* BRIEF:
Output the records exactly, and drop each picture.

ENTRIES PROVIDED section start

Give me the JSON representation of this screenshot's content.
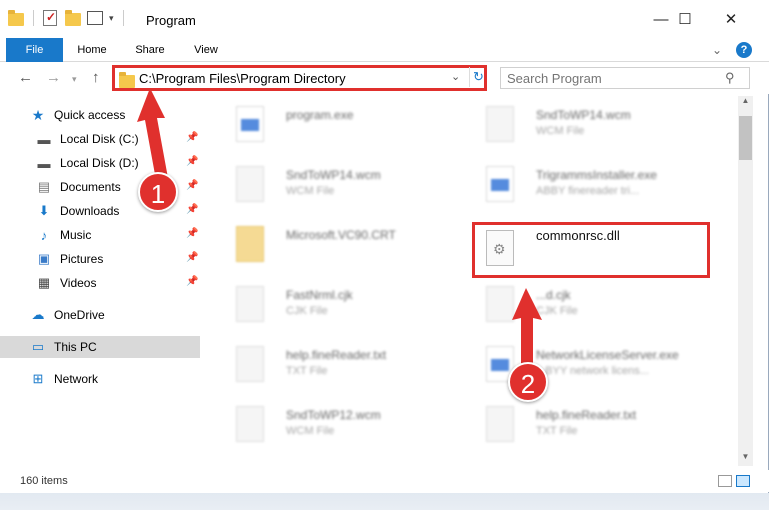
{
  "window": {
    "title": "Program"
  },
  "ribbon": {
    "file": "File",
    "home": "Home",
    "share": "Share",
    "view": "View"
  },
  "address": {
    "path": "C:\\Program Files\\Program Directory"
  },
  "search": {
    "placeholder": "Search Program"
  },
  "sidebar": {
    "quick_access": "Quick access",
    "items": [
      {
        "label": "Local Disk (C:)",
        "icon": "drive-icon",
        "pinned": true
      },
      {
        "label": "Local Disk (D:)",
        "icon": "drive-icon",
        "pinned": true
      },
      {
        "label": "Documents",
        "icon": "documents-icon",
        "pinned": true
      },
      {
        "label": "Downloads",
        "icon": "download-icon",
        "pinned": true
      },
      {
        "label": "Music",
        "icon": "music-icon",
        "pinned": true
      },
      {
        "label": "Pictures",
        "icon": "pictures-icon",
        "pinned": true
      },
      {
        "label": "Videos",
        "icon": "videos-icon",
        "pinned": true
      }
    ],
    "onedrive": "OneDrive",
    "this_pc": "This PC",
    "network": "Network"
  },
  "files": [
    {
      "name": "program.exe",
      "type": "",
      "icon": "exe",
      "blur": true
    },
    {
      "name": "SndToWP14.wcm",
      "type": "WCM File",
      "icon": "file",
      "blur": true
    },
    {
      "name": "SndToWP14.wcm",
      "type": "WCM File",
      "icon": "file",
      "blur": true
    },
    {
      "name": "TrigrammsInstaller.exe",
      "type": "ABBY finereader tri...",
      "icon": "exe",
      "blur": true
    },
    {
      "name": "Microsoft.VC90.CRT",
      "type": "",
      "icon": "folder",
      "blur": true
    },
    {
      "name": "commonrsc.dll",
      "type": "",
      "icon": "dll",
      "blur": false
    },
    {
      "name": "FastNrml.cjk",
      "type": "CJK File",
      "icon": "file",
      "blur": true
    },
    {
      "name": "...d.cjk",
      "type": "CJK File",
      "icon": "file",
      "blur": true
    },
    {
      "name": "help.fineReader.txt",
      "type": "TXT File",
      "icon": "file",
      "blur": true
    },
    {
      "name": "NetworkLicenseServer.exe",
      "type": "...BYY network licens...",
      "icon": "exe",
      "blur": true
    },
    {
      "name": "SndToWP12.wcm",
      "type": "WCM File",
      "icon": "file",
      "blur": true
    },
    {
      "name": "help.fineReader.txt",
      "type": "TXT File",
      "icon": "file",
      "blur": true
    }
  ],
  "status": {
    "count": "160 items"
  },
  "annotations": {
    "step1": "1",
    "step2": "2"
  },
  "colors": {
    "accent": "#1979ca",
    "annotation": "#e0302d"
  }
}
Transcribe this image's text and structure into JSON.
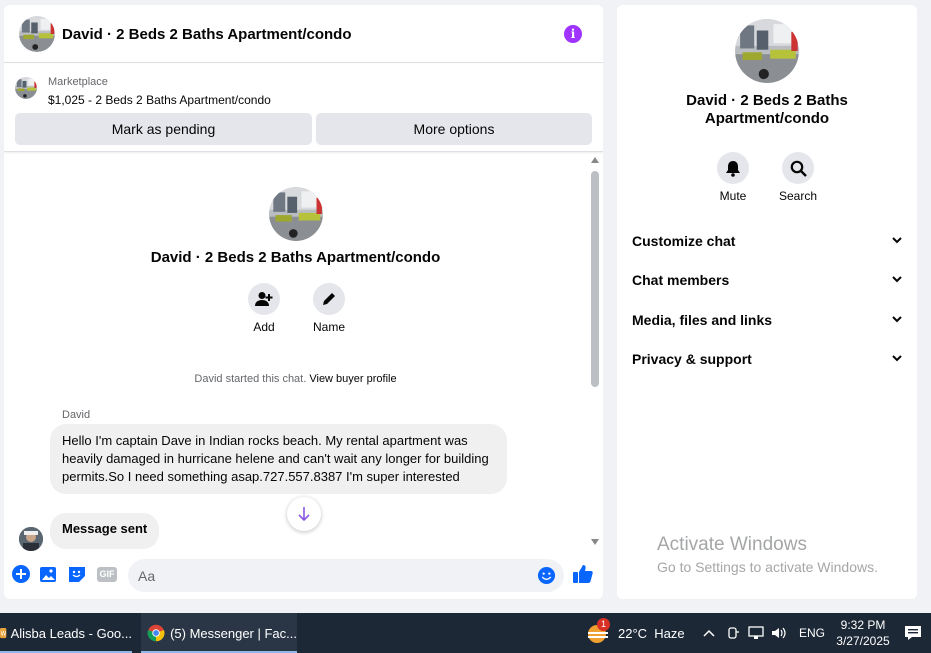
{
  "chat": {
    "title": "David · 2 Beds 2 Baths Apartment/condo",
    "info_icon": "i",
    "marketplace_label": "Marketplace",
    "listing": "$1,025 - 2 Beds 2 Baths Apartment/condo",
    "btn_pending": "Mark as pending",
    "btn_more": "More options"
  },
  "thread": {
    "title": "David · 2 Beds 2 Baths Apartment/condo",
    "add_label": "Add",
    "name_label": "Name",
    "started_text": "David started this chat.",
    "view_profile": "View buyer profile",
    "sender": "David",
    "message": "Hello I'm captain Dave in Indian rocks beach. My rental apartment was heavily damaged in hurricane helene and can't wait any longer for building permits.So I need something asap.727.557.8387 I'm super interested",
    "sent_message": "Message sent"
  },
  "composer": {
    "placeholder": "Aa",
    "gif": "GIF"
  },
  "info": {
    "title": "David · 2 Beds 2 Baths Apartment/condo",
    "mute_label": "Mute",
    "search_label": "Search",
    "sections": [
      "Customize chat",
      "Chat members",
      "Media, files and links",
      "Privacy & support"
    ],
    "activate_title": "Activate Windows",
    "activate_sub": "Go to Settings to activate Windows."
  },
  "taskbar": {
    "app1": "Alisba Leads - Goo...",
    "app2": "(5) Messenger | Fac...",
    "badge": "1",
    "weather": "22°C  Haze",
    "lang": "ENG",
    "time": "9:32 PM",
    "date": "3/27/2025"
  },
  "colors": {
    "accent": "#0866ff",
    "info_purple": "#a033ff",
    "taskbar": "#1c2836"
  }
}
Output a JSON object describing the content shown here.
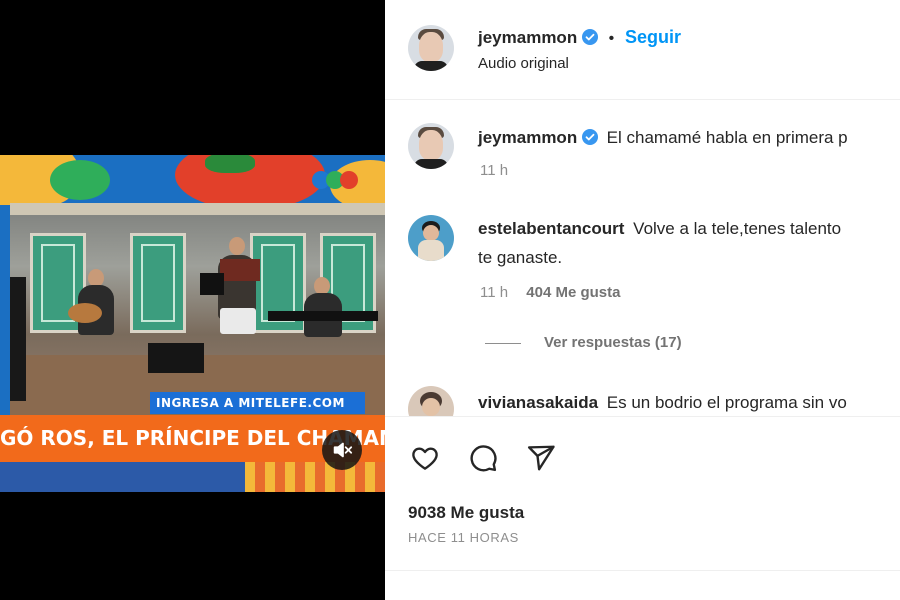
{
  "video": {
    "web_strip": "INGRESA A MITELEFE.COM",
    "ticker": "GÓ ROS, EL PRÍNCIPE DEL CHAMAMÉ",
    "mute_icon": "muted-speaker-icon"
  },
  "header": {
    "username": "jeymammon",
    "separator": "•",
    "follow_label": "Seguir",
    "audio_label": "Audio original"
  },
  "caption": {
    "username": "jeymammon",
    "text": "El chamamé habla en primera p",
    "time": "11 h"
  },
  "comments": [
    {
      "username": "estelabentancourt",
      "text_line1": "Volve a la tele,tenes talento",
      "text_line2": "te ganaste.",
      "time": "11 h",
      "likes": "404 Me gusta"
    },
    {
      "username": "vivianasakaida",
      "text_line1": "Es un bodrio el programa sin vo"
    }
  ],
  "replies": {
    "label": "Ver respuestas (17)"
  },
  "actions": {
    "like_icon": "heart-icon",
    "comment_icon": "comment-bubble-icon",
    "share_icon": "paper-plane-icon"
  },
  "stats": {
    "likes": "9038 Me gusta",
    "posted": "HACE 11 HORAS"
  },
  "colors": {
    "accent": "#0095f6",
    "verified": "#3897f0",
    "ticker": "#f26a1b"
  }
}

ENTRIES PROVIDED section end

* ANSWER TO THIS TASK:
Give me the JSON representation of this screenshot's content.
{
  "window": {
    "title": "Program"
  },
  "ribbon": {
    "file": "File",
    "home": "Home",
    "share": "Share",
    "view": "View"
  },
  "address": {
    "path": "C:\\Program Files\\Program Directory"
  },
  "search": {
    "placeholder": "Search Program"
  },
  "sidebar": {
    "quick_access": "Quick access",
    "items": [
      {
        "label": "Local Disk (C:)",
        "icon": "drive-icon",
        "pinned": true
      },
      {
        "label": "Local Disk (D:)",
        "icon": "drive-icon",
        "pinned": true
      },
      {
        "label": "Documents",
        "icon": "documents-icon",
        "pinned": true
      },
      {
        "label": "Downloads",
        "icon": "download-icon",
        "pinned": true
      },
      {
        "label": "Music",
        "icon": "music-icon",
        "pinned": true
      },
      {
        "label": "Pictures",
        "icon": "pictures-icon",
        "pinned": true
      },
      {
        "label": "Videos",
        "icon": "videos-icon",
        "pinned": true
      }
    ],
    "onedrive": "OneDrive",
    "this_pc": "This PC",
    "network": "Network"
  },
  "files": [
    {
      "name": "program.exe",
      "type": "",
      "icon": "exe",
      "blur": true
    },
    {
      "name": "SndToWP14.wcm",
      "type": "WCM File",
      "icon": "file",
      "blur": true
    },
    {
      "name": "SndToWP14.wcm",
      "type": "WCM File",
      "icon": "file",
      "blur": true
    },
    {
      "name": "TrigrammsInstaller.exe",
      "type": "ABBY finereader tri...",
      "icon": "exe",
      "blur": true
    },
    {
      "name": "Microsoft.VC90.CRT",
      "type": "",
      "icon": "folder",
      "blur": true
    },
    {
      "name": "commonrsc.dll",
      "type": "",
      "icon": "dll",
      "blur": false
    },
    {
      "name": "FastNrml.cjk",
      "type": "CJK File",
      "icon": "file",
      "blur": true
    },
    {
      "name": "...d.cjk",
      "type": "CJK File",
      "icon": "file",
      "blur": true
    },
    {
      "name": "help.fineReader.txt",
      "type": "TXT File",
      "icon": "file",
      "blur": true
    },
    {
      "name": "NetworkLicenseServer.exe",
      "type": "...BYY network licens...",
      "icon": "exe",
      "blur": true
    },
    {
      "name": "SndToWP12.wcm",
      "type": "WCM File",
      "icon": "file",
      "blur": true
    },
    {
      "name": "help.fineReader.txt",
      "type": "TXT File",
      "icon": "file",
      "blur": true
    }
  ],
  "status": {
    "count": "160 items"
  },
  "annotations": {
    "step1": "1",
    "step2": "2"
  },
  "colors": {
    "accent": "#1979ca",
    "annotation": "#e0302d"
  }
}
Transcribe this image's text and structure into JSON.
{
  "chat": {
    "title": "David · 2 Beds 2 Baths Apartment/condo",
    "info_icon": "i",
    "marketplace_label": "Marketplace",
    "listing": "$1,025 - 2 Beds 2 Baths Apartment/condo",
    "btn_pending": "Mark as pending",
    "btn_more": "More options"
  },
  "thread": {
    "title": "David · 2 Beds 2 Baths Apartment/condo",
    "add_label": "Add",
    "name_label": "Name",
    "started_text": "David started this chat.",
    "view_profile": "View buyer profile",
    "sender": "David",
    "message": "Hello I'm captain Dave in Indian rocks beach. My rental apartment was heavily damaged in hurricane helene and can't wait any longer for building permits.So I need something asap.727.557.8387 I'm super interested",
    "sent_message": "Message sent"
  },
  "composer": {
    "placeholder": "Aa",
    "gif": "GIF"
  },
  "info": {
    "title": "David · 2 Beds 2 Baths Apartment/condo",
    "mute_label": "Mute",
    "search_label": "Search",
    "sections": [
      "Customize chat",
      "Chat members",
      "Media, files and links",
      "Privacy & support"
    ],
    "activate_title": "Activate Windows",
    "activate_sub": "Go to Settings to activate Windows."
  },
  "taskbar": {
    "app1": "Alisba Leads - Goo...",
    "app2": "(5) Messenger | Fac...",
    "badge": "1",
    "weather": "22°C  Haze",
    "lang": "ENG",
    "time": "9:32 PM",
    "date": "3/27/2025"
  },
  "colors": {
    "accent": "#0866ff",
    "info_purple": "#a033ff",
    "taskbar": "#1c2836"
  }
}
Output a JSON object describing the content shown here.
{
  "video": {
    "web_strip": "INGRESA A MITELEFE.COM",
    "ticker": "GÓ ROS, EL PRÍNCIPE DEL CHAMAMÉ",
    "mute_icon": "muted-speaker-icon"
  },
  "header": {
    "username": "jeymammon",
    "separator": "•",
    "follow_label": "Seguir",
    "audio_label": "Audio original"
  },
  "caption": {
    "username": "jeymammon",
    "text": "El chamamé habla en primera p",
    "time": "11 h"
  },
  "comments": [
    {
      "username": "estelabentancourt",
      "text_line1": "Volve a la tele,tenes talento",
      "text_line2": "te ganaste.",
      "time": "11 h",
      "likes": "404 Me gusta"
    },
    {
      "username": "vivianasakaida",
      "text_line1": "Es un bodrio el programa sin vo"
    }
  ],
  "replies": {
    "label": "Ver respuestas (17)"
  },
  "actions": {
    "like_icon": "heart-icon",
    "comment_icon": "comment-bubble-icon",
    "share_icon": "paper-plane-icon"
  },
  "stats": {
    "likes": "9038 Me gusta",
    "posted": "HACE 11 HORAS"
  },
  "colors": {
    "accent": "#0095f6",
    "verified": "#3897f0",
    "ticker": "#f26a1b"
  }
}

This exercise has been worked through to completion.